“Stage two is an area where you may not need a prescription for your issue just yet,” he said. “But a dietary supplement can help a lot.”
While prescription drugs have been proven effective in scientific studies, there is little evidence that dietary supplements like the ones Berkeley sells really do much.
Enzyte, for example, contains the vitamins niacin, copper and zinc; the amino acid L-arginine; and a pharmacopeia of herbs in a 1,000-milligram pill. In clinical trials, some of these substances have helped relieve some men of erectile dysfunction. But those results came at much higher doses than those in Enzyte.
Avlimil, the female sexual enhancement pill and “hormone balancer,” contains 11 herbal extracts that have been used by folk healers to boost sex drive, regularize menstruation and relieve hot flashes associated with menopause. But there is not much data supporting their effectiveness. There have been no tests of Avlimil itself, although Berkeley has contracted two Los Angeles physicians to set up a trial.
Suvaril, the weight loss pill, is basically a multivitamin, though not a very potent one.
“None of that’s going to do anything,” concluded Steven Heymsfield, medical director of the weight control unit at St. Luke’s-Roosevelt Hospital in New York City, after hearing a list of Suvaril’s ingredients.
Altovis, which is supposed to fight fatigue, is more or less No-Doz with a few herbs thrown in.
The placebo effect
Some customers shrug off the lack of scientific support. Leo R. Barrile of New York City swears that Rogisen, which contains generous quantities of zinc, selenium, copper and vitamins A, C and E, has dramatically improved his night vision.

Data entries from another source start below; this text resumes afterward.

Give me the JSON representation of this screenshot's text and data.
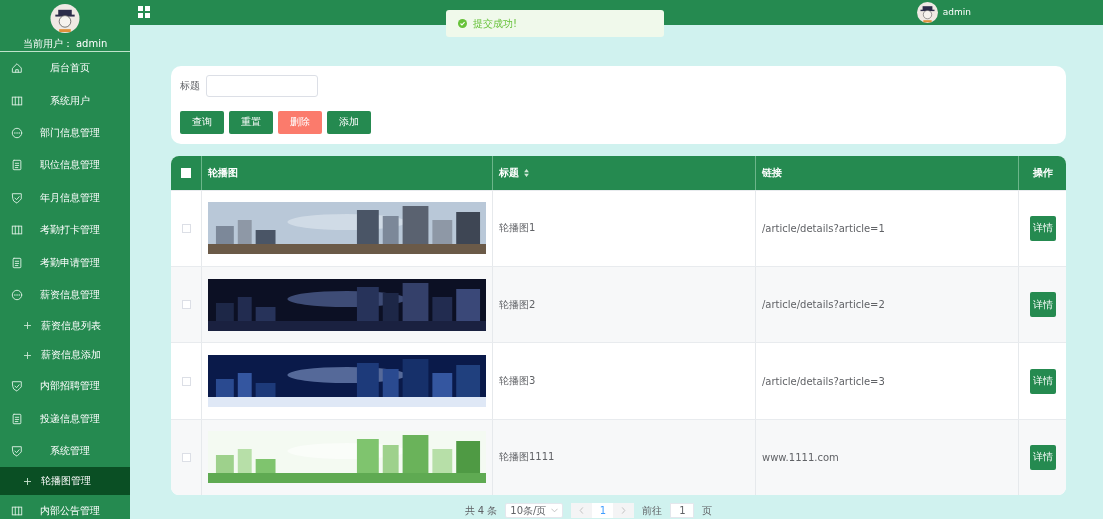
{
  "sidebar": {
    "user_label": "当前用户：",
    "user_name": "admin",
    "items": [
      {
        "label": "后台首页",
        "kind": "home",
        "selected": false
      },
      {
        "label": "系统用户",
        "kind": "columns",
        "selected": false
      },
      {
        "label": "部门信息管理",
        "kind": "chat",
        "selected": false
      },
      {
        "label": "职位信息管理",
        "kind": "doc",
        "selected": false
      },
      {
        "label": "年月信息管理",
        "kind": "shield",
        "selected": false
      },
      {
        "label": "考勤打卡管理",
        "kind": "columns",
        "selected": false
      },
      {
        "label": "考勤申请管理",
        "kind": "doc",
        "selected": false
      },
      {
        "label": "薪资信息管理",
        "kind": "chat",
        "selected": false,
        "children": [
          {
            "label": "薪资信息列表",
            "selected": false
          },
          {
            "label": "薪资信息添加",
            "selected": false
          }
        ]
      },
      {
        "label": "内部招聘管理",
        "kind": "shield",
        "selected": false
      },
      {
        "label": "投递信息管理",
        "kind": "doc",
        "selected": false
      },
      {
        "label": "系统管理",
        "kind": "shield",
        "selected": false,
        "children": [
          {
            "label": "轮播图管理",
            "selected": true
          }
        ]
      },
      {
        "label": "内部公告管理",
        "kind": "columns",
        "selected": false
      }
    ]
  },
  "header": {
    "user_name": "admin"
  },
  "toast": {
    "message": "提交成功!"
  },
  "search": {
    "label": "标题",
    "buttons": [
      {
        "label": "查询",
        "kind": "primary"
      },
      {
        "label": "重置",
        "kind": "primary"
      },
      {
        "label": "删除",
        "kind": "danger"
      },
      {
        "label": "添加",
        "kind": "primary"
      }
    ]
  },
  "table": {
    "columns": [
      "轮播图",
      "标题",
      "链接",
      "操作"
    ],
    "all_checked": false,
    "rows": [
      {
        "checked": false,
        "title": "轮播图1",
        "link": "/article/details?article=1",
        "action": "详情"
      },
      {
        "checked": false,
        "title": "轮播图2",
        "link": "/article/details?article=2",
        "action": "详情"
      },
      {
        "checked": false,
        "title": "轮播图3",
        "link": "/article/details?article=3",
        "action": "详情"
      },
      {
        "checked": false,
        "title": "轮播图1111",
        "link": "www.1111.com",
        "action": "详情"
      }
    ]
  },
  "pagination": {
    "total": "共 4 条",
    "page_size": "10条/页",
    "current_page": "1",
    "goto_label": "前往",
    "goto_value": "1",
    "page_unit": "页"
  }
}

He paid $200 for a six-months’ worth of Rogisen and Altovis, the Berkeley pep pill. That’s about four times what he would have paid for a comparable supply of multivitamins and caffeine pills, although those supplements wouldn’t have exactly the same doses or all of the herbs and extracts in Berkeley products.
“After about a month I saw a decided difference,” said Barrile, who is 72 and has diabetes.
It may be that Barrile’s vision improved after he started taking Rogisen. But if it did, the improvement was likely due to the placebo effect.
Time and time again, doctors have found that a surprising proportion of medical complaints — especially vague ones such as fatigue, joint pain, stress and the like — can be cured with a sugar pill. A person’s mind, thinking help is on the way, enlists the body’s own defenses against the malady.
Recent studies have shown that this effect is not just psychological; placebos can produce real physical effects.
In one study, neuroscientists showed that activity in the brain’s pain-responsive regions decreased after patients were given a fake pain reliever. Another showed that a placebo caused the brains of patients with Parkinson’s disease to release more dopamine, a neurotransmitter that is deficient in people with that illness.
Perhaps Enzyte, Avlimil and the rest of the Berkeley apothecary are working in a similar way.
University of California, San Francisco researchers recently tested the effectiveness of red clover extract — an ingredient of Avlimil — in reducing hot flashes. A supplement company called Novogen funded the research, hoping that its product would prove effective.
UCSF researcher Jeffrey Tice and his colleagues gave one form of the supplement to 84 women, and a slightly different formulation to another 84. A third group of 84 got a placebo.
The researchers found that both forms of red clover extract did indeed decrease hot flashes. But so did the placebo — and it worked equally well.
Because the placebo did just as well as the two forms of red clover, Tice and his colleagues wrote in the Journal of the American Medical Association, “neither supplement had a clinically important effect on hot flashes or other symptoms of menopause.”
Representatives of Novogen interpreted the results a different way, calling it “undeniable” that their product reduced hot flashes — which is true thanks to the placebo effect.
As for Berkeley’s products, Warshak considers it misguided to talk about effectiveness.
“It’s not about whether something works or doesn’t work,” he said. “It’s more about whether it can help or not.”